Amy and I soon realized we had been given one of those patented twists that "Project Runway" famously foists upon its harried contestants. Just when they think they are finished, there is one more hurdle to clear.
Like a lot of creative people, I'm a big fan of the reality TV show "Project Runway." On each episode, fashion designers are given a challenge, and they then head off to a fabric store to gather their raw materials and rush back to the design studio to make an outfit. Like those budding clothing makers, I found myself in my own design challenge when I took my exhibit to the International Pharmaceutical Expo (Interphex) at the Jacob K. Javits Convention Center in New York.
The difficulties with the booth for this expo actually began long before the show. At the close of Interphex the previous year, my company, Parsons, an industrial construction firm, had earned enough priority points to land a front-of-the-hall, 20-by-30-foot space for the next year's show. That 2009 booth space represented the largest presence and best location at Interphex in the company's history. But this premier booth assignment came with a problem: The floor plans showed it had a 5-by-5-foot column in the middle that included some kind of fire-safety station on one side.

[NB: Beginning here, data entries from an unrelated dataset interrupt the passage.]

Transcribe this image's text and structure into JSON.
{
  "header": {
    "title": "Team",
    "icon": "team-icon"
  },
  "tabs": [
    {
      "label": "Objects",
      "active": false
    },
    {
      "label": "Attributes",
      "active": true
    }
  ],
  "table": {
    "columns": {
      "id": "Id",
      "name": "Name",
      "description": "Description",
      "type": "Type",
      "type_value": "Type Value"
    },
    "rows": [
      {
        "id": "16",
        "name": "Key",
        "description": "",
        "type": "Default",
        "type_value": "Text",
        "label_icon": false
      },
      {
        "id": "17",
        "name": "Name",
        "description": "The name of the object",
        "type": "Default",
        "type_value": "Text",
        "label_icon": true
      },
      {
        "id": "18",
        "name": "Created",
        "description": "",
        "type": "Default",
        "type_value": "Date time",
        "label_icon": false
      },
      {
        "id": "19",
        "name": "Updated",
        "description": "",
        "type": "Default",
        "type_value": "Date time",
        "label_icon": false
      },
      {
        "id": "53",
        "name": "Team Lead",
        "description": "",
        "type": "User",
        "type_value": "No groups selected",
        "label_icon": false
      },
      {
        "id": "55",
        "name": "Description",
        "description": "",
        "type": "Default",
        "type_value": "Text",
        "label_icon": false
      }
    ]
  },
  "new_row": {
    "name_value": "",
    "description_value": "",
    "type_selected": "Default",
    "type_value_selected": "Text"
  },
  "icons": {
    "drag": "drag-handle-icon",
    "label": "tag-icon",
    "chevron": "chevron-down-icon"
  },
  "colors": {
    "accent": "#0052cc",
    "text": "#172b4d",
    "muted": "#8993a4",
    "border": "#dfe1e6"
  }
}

Amy Armstrong, our event manager, and I began working on ideas for our new, bigger booth – and the unexpected column – and in the spirit of "Runway" guru Tim Gunn, we brainstormed ideas to "make it work." Eventually, with the help of our exhibit house, we decided on an open booth with flatscreen monitors and information stations where we'd talk with attendees. We included a large walk-in storage closet that used two sides of the intrusive column as part of its walls. So when Amy and I arrived Thursday night for the expo's opening on Tuesday, we were figuratively ready to strut our stuff. But when we walked into the exhibit hall Friday morning to examine our booth space, we realized that major alterations were still needed.
Apparently the column wasn't all it was cracked up to be. Instead of being a solid, 5-by-5-foot support structure, it was merely four poles arranged to create a 5-by-5-foot empty square. Since the booth design included use of a solid column to make the walls for our storage area, these poles meant not only that the storage room would be missing walls, but also that attendees would have a wide-open view of the unsightly stuff in the closet. Worst of all, an ugly pair of big blue barrels used to catch condensation from tubes that ran down from the ceiling was positioned within these four poles.
We had also expected the fire-safety station to be something built into one side of the solid column we had envisioned. Rather, the "station" was basically a fifth pole with an attached fire extinguisher, fire hose, and water valve, which was positioned in the center of the other four poles. We also soon discovered the fire code allowed only three sides of the "column" to be covered. Thus we couldn't limit access to the central pole, yet we had to somehow create a wall of sorts to conceal our storage area.
After gritting our teeth at this unexpected hassle, Amy and I got to work. Building a pair of walls for our storage area was only part of the job. We also needed to hide those hideous barrels without breaking the fire code.
Our initial thought was to hire someone from show services to drape curtains from pole to pole. However, show services wanted roughly $1,800 to rent and install the drapery. That amount was a lot more than I wanted to spend on this problem.
As we looked over the column, we soon realized we had been given one of those patented twists that "Project Runway" famously foisted upon its harried contestants. Just when they think they are finished, there is one more hurdle to clear. So we stuck to our idea of draping fabric ourselves to serve as a visual barrier.
Even though the show did not open for four more days, getting the column covered became the top priority. After all, we had a full plate of "normal" trade show tasks as it was. Besides, the storage area would be erected fairly quickly during the setup schedule, and we needed our solution in place before that happened. Otherwise, we might find ourselves deconstructing that part of the exhibit in order to put our fix in place, a backstep we wanted to avoid at all costs.
Realizing we were in the same kind of emergency as those struggling reality-show designers, Amy and I
decided to tackle the problem like they would on "Project Runway." With Tim Gunn's trademark "Let's go, designers!" ringing in our ears, we headed to Mood Fabrics, the textile shop where "Project Runway" contestants get their raw materials – and the only fabric store we out-of-towners knew by name. We sifted through bolts of black fabric until we found the perfect inexpensive roll of polyester. Figuring we needed about 18 yards of fabric, we had a sales assistant cut us $40 worth of material, paid for it, and then bid the store a pleasant, "Thank you, Mood," like they do on the TV show.
Back at the venue, we started creating walls for the column using double-sided carpet tape to hold the fabric directly to the poles. By diligently keeping the fire cabinet unobstructed, we were able to weave the fabric in a way that did not break the fire code while also building our storage-room walls and hiding those unsightly blue barrels.
When the show began on Tuesday, our booth was a gigantic hit with attendees and even a few competitors who loved the look of our exhibit in spite of the obvious design challenge we'd faced. Even though Amy and I felt rushed and wished we'd had more time, we believed we had won the challenge. Best of all, no supermodels kissed our cheeks and bid us, "Auf Wiedersehen!"
— Bo Haynes, manager of visual communications department, Parsons, Charlotte, NC